I’ve always been curious why doctors smoke, why nutritionists eat junk food, and why people who intellectually know the right thing to do, don’t do it anyway (myself included!). This paradox is common in organizational change efforts as well, and we are working to address it in our Digital + Social Selling Transformation.

I work with a team of people around the world to support our social business adoption efforts among our sales reps, who are being asked to engage in new behaviors using collaborative technologies, digital tools and social networking practices to use in the sales process.

I’ve had the fortune to explore the status of our change journey with many of our first line sales managers and Social Selling Champions in recent training sessions and workshops I’ve delivered.

In these workshops, I shared a few “money” charts from our Better Change for IBM Methodology™. The two charts I love to use are the Change Curve (an individual’s emotional response to change) and a related view, the Change Journey, outlining the stages of adoption from Awareness, Understanding to Commitment. (For background on Change Curve, review my earlier blog post).

We discussed where they think we are as an organization along the Change Curve and why some reps are having a hard time changing. Some of the sales reps suggested that their peers may not have the personal understanding or be able to articulate the “What’s In It for Me?” in order to engage in the desired behaviors.

The more interesting conversations occurred when we brainstormed on how to move people along the Change Curve from having a personal understanding of the change to taking the desired actions and engaging in the right behaviors.

When we got to this point, I asked them “How many people believe that exercise is important to your good health?” And everyone raises their hand.

Then I asked: “How many of you exercise every day?” and very few hands go up.

So the important question to ask next is: “Why not?
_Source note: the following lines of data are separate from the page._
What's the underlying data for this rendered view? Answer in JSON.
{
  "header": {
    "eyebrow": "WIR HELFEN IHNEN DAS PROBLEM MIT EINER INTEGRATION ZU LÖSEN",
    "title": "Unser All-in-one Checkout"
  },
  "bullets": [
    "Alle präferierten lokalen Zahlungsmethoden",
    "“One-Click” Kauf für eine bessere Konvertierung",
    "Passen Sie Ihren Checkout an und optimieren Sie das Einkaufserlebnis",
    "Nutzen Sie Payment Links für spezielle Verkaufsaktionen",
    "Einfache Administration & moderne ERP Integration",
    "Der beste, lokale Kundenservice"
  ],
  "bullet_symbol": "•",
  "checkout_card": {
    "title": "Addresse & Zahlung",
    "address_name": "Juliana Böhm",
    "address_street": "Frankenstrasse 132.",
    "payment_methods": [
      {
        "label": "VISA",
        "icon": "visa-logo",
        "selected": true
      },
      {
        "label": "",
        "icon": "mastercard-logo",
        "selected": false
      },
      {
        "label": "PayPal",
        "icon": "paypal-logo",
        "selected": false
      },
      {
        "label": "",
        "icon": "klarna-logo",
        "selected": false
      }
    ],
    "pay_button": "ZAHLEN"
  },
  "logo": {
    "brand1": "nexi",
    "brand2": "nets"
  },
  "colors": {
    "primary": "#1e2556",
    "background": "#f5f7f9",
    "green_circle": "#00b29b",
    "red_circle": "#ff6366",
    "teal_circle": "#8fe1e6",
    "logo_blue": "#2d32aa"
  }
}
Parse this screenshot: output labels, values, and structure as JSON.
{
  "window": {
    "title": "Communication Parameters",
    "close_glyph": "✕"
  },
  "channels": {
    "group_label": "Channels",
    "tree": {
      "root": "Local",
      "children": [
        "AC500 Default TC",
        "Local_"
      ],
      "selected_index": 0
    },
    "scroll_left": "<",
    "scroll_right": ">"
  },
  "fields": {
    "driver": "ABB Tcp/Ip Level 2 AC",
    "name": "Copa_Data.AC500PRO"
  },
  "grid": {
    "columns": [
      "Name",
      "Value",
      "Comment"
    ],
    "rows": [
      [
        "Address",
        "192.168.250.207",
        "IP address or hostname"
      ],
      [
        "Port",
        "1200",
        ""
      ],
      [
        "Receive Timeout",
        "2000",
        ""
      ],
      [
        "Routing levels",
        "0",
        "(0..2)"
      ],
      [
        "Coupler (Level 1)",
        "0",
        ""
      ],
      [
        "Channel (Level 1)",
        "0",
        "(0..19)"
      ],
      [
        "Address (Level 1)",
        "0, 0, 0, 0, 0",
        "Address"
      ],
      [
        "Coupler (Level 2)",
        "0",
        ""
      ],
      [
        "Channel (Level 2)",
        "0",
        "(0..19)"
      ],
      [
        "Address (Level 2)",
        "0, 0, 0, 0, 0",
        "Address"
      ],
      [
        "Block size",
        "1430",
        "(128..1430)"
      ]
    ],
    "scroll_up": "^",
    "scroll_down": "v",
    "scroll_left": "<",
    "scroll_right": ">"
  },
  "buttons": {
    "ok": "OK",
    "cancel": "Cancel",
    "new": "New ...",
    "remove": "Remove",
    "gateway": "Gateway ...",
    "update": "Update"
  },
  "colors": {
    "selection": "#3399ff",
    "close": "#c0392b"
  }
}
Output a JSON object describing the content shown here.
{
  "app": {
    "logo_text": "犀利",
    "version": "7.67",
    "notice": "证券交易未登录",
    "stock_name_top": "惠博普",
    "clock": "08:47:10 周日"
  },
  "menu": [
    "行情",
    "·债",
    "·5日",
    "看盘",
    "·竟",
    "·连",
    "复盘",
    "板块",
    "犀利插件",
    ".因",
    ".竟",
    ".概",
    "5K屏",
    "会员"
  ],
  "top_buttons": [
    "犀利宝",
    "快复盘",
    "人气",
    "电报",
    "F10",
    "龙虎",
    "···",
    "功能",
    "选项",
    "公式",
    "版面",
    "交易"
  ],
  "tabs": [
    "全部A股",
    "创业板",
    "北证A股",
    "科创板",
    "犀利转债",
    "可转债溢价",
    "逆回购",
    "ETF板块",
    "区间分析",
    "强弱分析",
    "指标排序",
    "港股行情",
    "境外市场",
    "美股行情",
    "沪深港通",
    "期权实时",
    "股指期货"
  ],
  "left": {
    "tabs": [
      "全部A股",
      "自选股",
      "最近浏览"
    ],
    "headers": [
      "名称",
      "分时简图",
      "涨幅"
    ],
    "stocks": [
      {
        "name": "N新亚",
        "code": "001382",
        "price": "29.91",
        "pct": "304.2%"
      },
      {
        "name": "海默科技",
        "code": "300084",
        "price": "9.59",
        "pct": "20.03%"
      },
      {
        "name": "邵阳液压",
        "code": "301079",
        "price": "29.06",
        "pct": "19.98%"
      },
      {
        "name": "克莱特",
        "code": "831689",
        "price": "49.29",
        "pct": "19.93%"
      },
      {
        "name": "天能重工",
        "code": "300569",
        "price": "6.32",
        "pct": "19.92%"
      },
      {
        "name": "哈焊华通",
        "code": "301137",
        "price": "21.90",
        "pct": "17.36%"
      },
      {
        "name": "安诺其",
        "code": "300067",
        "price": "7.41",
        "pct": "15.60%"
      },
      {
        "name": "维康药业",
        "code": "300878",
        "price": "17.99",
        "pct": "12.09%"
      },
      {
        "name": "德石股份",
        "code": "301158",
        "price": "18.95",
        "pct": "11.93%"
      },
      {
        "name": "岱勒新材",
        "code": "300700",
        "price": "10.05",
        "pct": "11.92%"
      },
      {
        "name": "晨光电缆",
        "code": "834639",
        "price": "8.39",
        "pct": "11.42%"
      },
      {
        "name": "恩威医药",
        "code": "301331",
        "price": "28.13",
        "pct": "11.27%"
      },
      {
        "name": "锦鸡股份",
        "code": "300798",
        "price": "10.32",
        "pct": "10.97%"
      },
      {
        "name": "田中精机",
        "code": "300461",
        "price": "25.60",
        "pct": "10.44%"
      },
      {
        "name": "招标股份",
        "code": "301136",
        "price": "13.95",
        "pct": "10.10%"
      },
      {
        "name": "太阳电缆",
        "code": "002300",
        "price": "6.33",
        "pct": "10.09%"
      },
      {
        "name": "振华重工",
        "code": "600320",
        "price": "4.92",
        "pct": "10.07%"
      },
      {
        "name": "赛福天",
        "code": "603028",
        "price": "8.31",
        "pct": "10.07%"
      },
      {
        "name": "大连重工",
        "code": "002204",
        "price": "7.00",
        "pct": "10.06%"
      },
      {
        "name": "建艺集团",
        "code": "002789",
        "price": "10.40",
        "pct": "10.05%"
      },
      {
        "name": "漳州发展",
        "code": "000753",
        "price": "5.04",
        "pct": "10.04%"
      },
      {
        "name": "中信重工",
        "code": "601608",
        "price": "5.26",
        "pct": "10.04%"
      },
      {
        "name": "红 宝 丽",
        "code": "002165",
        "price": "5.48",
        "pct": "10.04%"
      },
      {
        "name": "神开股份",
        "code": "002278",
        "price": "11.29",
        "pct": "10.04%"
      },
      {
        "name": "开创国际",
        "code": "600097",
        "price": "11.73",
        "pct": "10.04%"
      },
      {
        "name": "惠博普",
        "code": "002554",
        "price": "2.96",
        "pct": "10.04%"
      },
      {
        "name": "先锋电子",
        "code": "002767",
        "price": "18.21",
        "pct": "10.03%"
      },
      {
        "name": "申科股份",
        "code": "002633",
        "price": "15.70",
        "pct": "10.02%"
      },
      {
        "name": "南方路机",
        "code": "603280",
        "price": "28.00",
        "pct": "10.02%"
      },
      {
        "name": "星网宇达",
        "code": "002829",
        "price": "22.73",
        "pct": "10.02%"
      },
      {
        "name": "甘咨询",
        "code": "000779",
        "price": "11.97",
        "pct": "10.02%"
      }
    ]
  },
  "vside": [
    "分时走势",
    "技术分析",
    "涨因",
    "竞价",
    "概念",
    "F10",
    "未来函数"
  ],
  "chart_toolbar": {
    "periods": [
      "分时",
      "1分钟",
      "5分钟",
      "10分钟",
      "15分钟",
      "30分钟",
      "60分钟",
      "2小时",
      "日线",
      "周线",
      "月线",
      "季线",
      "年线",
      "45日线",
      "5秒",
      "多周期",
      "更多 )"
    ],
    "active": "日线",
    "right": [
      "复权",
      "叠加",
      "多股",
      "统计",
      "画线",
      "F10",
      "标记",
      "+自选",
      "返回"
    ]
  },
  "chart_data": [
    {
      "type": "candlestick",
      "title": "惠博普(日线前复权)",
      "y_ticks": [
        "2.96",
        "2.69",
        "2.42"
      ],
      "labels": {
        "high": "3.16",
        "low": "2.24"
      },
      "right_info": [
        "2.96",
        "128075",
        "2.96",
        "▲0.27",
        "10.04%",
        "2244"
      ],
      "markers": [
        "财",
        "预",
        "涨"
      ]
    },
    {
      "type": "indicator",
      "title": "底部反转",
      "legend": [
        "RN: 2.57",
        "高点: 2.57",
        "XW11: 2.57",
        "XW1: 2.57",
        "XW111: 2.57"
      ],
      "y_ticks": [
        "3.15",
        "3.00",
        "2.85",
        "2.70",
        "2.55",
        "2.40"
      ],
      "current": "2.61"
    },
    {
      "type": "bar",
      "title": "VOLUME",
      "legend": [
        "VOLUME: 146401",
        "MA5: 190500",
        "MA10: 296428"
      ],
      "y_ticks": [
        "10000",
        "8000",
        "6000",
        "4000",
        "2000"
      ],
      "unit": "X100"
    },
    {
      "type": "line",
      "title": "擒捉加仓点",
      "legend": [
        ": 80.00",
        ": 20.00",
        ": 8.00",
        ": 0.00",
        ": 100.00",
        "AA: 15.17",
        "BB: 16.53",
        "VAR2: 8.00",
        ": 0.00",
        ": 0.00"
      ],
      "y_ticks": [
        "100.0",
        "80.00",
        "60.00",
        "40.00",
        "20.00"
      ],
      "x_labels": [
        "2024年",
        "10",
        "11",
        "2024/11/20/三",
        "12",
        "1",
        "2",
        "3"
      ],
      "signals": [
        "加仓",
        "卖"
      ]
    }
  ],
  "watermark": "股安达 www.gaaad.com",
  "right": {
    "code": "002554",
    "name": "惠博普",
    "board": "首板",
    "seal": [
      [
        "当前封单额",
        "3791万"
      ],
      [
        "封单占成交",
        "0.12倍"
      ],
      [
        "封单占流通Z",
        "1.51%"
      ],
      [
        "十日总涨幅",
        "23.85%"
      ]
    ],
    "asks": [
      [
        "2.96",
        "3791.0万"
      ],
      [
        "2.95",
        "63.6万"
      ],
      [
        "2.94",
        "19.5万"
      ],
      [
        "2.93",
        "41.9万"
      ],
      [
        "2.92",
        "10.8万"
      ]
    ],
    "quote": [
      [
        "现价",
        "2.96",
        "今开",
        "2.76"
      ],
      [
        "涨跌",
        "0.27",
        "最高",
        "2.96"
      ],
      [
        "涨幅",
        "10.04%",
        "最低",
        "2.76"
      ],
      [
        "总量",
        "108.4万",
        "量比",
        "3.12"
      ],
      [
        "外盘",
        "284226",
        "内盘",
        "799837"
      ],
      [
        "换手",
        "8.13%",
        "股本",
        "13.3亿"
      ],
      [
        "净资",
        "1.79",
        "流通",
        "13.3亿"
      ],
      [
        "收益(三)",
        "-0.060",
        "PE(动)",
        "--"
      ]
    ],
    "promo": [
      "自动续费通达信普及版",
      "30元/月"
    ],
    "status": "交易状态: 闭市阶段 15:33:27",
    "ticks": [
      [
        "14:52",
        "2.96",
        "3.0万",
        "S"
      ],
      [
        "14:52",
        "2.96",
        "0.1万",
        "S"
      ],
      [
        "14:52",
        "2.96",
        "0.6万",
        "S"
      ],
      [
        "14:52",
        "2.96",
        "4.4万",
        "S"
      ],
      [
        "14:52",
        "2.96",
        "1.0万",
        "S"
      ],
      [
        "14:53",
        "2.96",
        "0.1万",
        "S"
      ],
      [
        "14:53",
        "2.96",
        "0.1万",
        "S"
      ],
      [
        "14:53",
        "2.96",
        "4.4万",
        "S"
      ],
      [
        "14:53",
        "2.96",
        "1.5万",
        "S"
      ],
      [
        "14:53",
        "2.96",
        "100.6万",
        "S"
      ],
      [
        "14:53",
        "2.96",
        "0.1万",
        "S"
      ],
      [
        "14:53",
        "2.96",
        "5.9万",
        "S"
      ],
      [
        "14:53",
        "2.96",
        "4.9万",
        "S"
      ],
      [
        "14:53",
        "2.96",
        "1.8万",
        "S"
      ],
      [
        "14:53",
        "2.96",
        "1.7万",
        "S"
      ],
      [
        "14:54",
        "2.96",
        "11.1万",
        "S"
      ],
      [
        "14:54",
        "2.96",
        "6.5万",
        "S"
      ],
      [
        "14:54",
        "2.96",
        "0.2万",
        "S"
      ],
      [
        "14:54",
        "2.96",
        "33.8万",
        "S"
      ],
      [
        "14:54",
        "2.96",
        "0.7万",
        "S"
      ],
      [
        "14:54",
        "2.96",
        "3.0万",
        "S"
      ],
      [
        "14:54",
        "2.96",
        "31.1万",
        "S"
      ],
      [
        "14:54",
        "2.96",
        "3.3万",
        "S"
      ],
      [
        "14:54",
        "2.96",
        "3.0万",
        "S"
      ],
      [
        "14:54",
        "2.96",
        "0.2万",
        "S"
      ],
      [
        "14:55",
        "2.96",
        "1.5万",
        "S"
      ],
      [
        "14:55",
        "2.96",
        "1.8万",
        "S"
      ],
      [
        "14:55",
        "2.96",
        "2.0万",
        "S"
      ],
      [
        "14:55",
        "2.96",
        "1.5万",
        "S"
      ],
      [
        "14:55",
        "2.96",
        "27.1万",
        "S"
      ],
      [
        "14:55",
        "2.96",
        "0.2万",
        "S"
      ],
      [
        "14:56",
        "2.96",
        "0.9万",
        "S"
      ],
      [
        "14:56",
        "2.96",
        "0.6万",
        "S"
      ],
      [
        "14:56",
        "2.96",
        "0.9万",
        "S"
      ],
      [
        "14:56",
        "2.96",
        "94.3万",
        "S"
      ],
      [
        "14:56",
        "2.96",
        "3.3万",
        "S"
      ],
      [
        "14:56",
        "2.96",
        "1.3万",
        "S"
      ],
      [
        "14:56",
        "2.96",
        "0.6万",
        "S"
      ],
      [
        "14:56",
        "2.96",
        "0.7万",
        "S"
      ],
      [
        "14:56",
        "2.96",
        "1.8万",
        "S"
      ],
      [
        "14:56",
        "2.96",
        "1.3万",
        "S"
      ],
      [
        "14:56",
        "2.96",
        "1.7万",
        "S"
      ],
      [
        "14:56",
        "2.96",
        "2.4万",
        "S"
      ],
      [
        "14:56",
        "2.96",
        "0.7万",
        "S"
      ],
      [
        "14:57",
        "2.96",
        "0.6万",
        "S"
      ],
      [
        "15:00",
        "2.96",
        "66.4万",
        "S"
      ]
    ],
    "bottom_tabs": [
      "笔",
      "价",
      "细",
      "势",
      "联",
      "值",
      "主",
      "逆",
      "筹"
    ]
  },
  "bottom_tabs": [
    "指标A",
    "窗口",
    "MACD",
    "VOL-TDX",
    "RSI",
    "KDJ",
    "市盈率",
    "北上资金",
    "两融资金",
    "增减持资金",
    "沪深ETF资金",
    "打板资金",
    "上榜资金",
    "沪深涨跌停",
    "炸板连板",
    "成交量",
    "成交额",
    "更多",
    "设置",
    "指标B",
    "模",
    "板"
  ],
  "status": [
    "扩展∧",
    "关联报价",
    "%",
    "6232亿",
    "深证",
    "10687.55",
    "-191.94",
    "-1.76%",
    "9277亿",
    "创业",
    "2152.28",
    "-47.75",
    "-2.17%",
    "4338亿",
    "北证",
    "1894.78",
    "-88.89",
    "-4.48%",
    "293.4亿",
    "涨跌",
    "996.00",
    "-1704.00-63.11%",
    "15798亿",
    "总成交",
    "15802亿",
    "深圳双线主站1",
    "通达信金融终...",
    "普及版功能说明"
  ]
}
Where’s the disconnect?”

The same thing applies to sales reps and FLMs who know social selling can help them in the sales process, but they don’t take the necessary steps to build the skills, use the tools, or interact with clients in the “new” way.

My hypothesis around the source of this disconnect is that these folks are not engaging their left brain and right brain fully. They’re stuck on the right side – in an emotional state of resistance. While many researchers have debunked the left brain vs. right brain theory as myth, I still think that colorful images such as this one are helpful when illustrating the point for discussion.

This point of inaction is the source of a lot of resistance, excuses and most importantly, an opportunity for learning.

By probing more deeply on “Why are you/ they not taking action?” we uncover the real truth. There can be a variety of responses and it’s our job as change agents to read between the lines, and uncover the underlying causes of resistance. Here are examples that you may discover:

  • Fear

  • Lack of skills

  • Not wanting to put in the effort required

  • Feeling overwhelmed with current responsibilities

  • Conflicting messages

  • Already feeling overwhelmed with daily activities

  • Misaligned incentives

  • It’s not fun, I don’t like it

We all have examples of this in our life. For me, it’s exercising and budgeting. For others, it’s updating their LinkedIn status updates or Twitter posts daily, paying bills, or cleaning.

What’s important here is to help your Change Champions, FLMs, leaders, and others, have compassion for the people who are resistant and not judge them too harshly. Having compassion helps us listen more effectively, understand the sources of resistance, validate fears, and then come up with action plans to help active resistors along the change curve towards Adoption.

And of course we can deploy other strategies, such as positive peer pressure, aligning incentives, recognizing and highlighting role models.